I met my parents, Mike and Sally, in a Starbucks the other day. They had morphed into Chinese baristas. Starbucks is a great place to observe this phenomenon since all baristas wear nametags. One girl I met at the Xintiandi outlet had the name “Stan”.
Me: So, Stan, is that really your name or are you borrowing someone else’s name tag?
Stan: That’s my name.
Me: Oh, really? That’s unusual. Why did you give yourself this name?
Stan: Because I feel more like a boy inside.
Me: Well, then, that makes sense.
One woman in my bible study, Agnes*, was given her name by a bunch of foreign tourists in Nanjing when she was a young girl. Her father stopped them to make her practice English and they gave her moniker. I can’t remember, but either the father or the tourists decided she needed the name.
A lot of expats keep lists of their favorite Chinese/English names: Vanilla, Hill, Stone, Cherry, Linus, Angel, Lotus. I have yet to see “Earth”, “Wind” and “Fire” but obviously, names with a natural origin are popular. Given the Chinese’ feng shui focus on earthly elements, this is not surprising. Our favorite so far: Handicap. And then there is the ubiquitous nametag: Trainee, usually found in retail establishments. Nice, but I am desperately seeking the one that says Trained.
Q: if you were a Chinese barista, what would be your name?
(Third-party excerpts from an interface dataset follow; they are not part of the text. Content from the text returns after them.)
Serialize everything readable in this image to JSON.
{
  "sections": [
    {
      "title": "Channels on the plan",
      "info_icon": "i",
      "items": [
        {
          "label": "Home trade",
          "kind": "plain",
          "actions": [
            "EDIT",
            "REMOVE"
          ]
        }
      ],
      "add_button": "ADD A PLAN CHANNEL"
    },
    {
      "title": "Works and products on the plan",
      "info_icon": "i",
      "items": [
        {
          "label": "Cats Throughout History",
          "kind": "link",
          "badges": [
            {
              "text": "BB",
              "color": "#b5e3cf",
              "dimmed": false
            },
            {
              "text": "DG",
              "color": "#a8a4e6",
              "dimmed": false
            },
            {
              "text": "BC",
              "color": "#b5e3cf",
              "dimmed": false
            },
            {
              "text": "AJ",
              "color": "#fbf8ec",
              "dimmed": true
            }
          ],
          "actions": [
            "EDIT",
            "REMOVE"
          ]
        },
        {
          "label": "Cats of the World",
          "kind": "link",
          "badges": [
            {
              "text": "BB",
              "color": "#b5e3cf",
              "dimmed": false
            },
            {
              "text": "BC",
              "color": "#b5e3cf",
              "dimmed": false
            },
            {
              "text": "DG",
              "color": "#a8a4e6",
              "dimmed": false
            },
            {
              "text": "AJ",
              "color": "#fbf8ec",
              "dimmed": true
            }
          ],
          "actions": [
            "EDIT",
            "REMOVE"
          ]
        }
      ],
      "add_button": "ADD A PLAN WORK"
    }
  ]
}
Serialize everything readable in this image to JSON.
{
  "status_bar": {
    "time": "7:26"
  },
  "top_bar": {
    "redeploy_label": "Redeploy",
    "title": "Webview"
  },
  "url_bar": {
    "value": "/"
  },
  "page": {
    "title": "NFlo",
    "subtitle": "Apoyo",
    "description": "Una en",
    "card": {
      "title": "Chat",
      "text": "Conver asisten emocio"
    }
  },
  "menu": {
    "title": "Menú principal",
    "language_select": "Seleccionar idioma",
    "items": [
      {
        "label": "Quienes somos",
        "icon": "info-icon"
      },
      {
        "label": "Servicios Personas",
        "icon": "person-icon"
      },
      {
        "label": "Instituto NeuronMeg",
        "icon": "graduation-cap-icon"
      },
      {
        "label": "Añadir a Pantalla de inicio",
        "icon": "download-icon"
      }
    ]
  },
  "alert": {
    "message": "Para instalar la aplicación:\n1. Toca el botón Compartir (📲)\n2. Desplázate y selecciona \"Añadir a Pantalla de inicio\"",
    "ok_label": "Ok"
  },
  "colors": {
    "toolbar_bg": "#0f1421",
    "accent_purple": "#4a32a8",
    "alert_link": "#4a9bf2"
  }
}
The Sky’s the limit.
*Not her real name but you get the idea.